All of the entries should be returned without a single change.

Page and application data records
>>
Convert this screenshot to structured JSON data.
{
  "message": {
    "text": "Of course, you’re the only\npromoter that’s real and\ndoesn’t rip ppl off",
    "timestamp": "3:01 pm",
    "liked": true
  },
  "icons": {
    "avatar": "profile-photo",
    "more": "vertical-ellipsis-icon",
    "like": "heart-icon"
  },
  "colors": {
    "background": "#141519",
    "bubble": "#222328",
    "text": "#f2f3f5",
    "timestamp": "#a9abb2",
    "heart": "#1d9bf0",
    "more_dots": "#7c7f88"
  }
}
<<
### YOUR SOLUTION
Convert this screenshot to structured JSON data.
{
  "message": {
    "text": "Of course, you’re the only\npromoter that’s real and\ndoesn’t rip ppl off",
    "timestamp": "3:01 pm",
    "liked": true
  },
  "icons": {
    "avatar": "profile-photo",
    "more": "vertical-ellipsis-icon",
    "like": "heart-icon"
  },
  "colors": {
    "background": "#141519",
    "bubble": "#222328",
    "text": "#f2f3f5",
    "timestamp": "#a9abb2",
    "heart": "#1d9bf0",
    "more_dots": "#7c7f88"
  }
}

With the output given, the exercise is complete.